Dcn. Blasi served in Bosnia from 2002 to 2003 and Iraq from 2009 to 2010. The rest of his military career included living in Panama and all over Europe.

The assistance wasn’t all international, though. Dcn. Blasi said his service in the National Guard took him to fight fires in California in 2005, assist in the aftermath of Hurricane Katrina in Louisiana in 2005 and carried hay bales to stranded cattle in western Kansas in 2007.

“It always feels good to help others,” Dcn. Blasi said. “To do it when they are in desperate need, when there is nowhere else to turn, when nobody else can do it, that makes it more special.”

Through nearly three decades in service, Dcn. Blasi said he’s witnessed changes in attitude toward the armed forces.

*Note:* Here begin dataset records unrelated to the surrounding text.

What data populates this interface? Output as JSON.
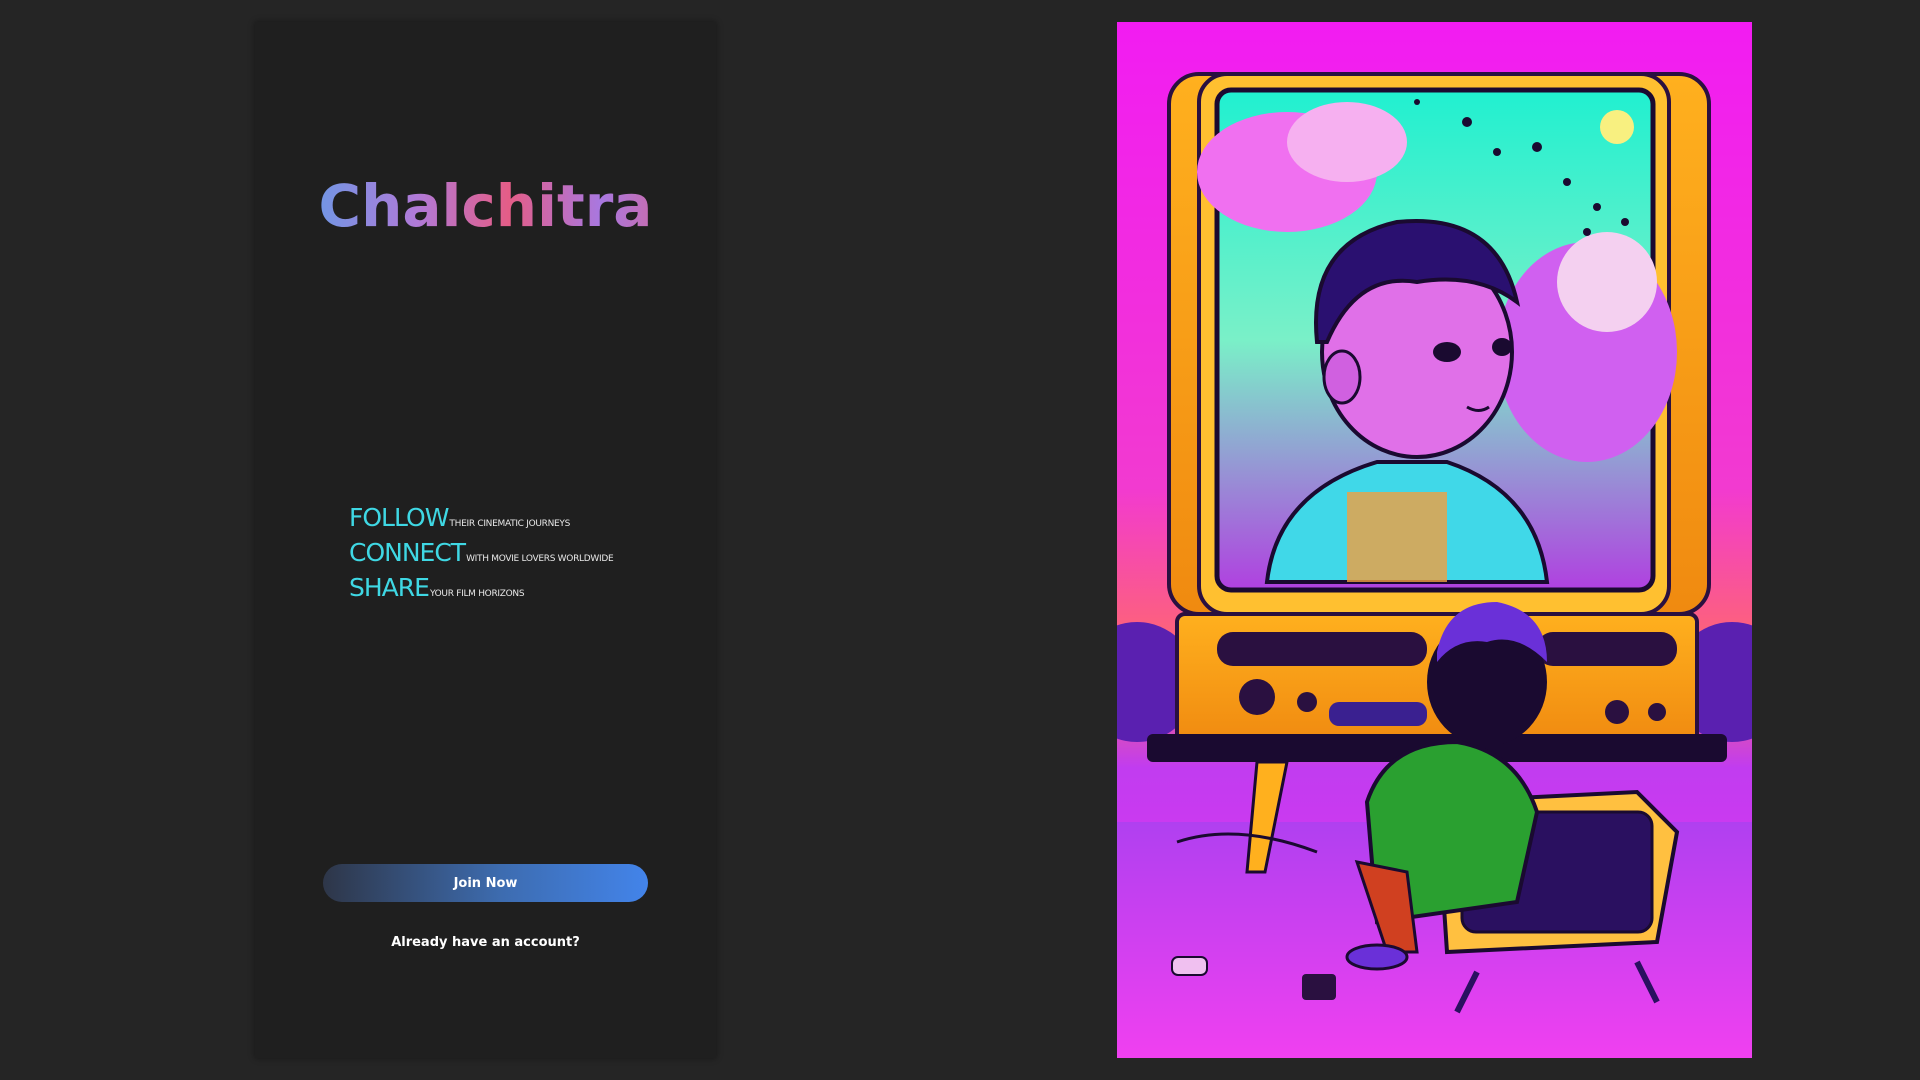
{
  "brand": {
    "name": "Chalchitra"
  },
  "taglines": [
    {
      "headline": "FOLLOW",
      "detail": "THEIR CINEMATIC JOURNEYS"
    },
    {
      "headline": "CONNECT",
      "detail": "WITH MOVIE LOVERS WORLDWIDE"
    },
    {
      "headline": "SHARE",
      "detail": "YOUR FILM HORIZONS"
    }
  ],
  "actions": {
    "join_label": "Join Now",
    "signin_label": "Already have an account?"
  },
  "colors": {
    "background": "#252525",
    "card": "#1f1f1f",
    "tagline_accent": "#3fd8e4",
    "button_gradient_start": "#2e3648",
    "button_gradient_end": "#4384ea",
    "art_background": "#f01ef0"
  },
  "illustration": {
    "subject": "child-watching-retro-tv-illustration"
  }
}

“People in their 20s and 30s are more appreciative of the military now than they were in the ’60s and ’70s,” he said.

Dcn. Blasi said taking a day to remember and honor veterans is important.

“When a person signs the dotted line to join a service, it is a blank check to the public for the value up to and often including their own life,” he said. “That is an important thing to remember. That is what Veterans Day is about.”

Dcn. Blasi is a transitional deacon for the Diocese of Salina. He anticipates being ordained a priest in 2017.

Seminary sandwiches military service

Among some of the last drafted to serve in Korea, Fr. Norbert Dlabal served two years for the U.S. Army infantry while he was taking a break from his seminary studies.

“I knew getting drafted was inevitable because I was at the upper edge of the age bracket,” said the priest, who is pastor of Our Lady of Perpetual Help Parish in Goodland. “It didn’t bother me; I accepted it.”

The draft led to his basic training at Fort Riley followed by a stretch in South Korea in the early ’60s.

Although he was taking a break from formal seminary studies, his unit was in need of someone to help minister to the troops, so he offered.

“I assisted the chaplain in providing religious services and other needs to the personnel,” he said.

His assignment was with occupation forces south of the Demilitarized Zone.

“I was still pretty young and needed to grow,” Fr. Dlabal said. “It certainly introduced me to another part of the world.

“It was a good growing and learning experience. You learn discipline and to sacrifice your own desires, preference and plans for those around you.”

Once his service was complete in 1962, Fr. Dlabal said he took a little more time before returning to the seminary and completing his theological degree. He was ordained a priest in 1972.

Celebrating and honoring Veterans Day is essential, he said.

“It gives people the chance to reflect on important matters — matters of justice and peace and the horrible reality of war,” Fr. Dlabal said.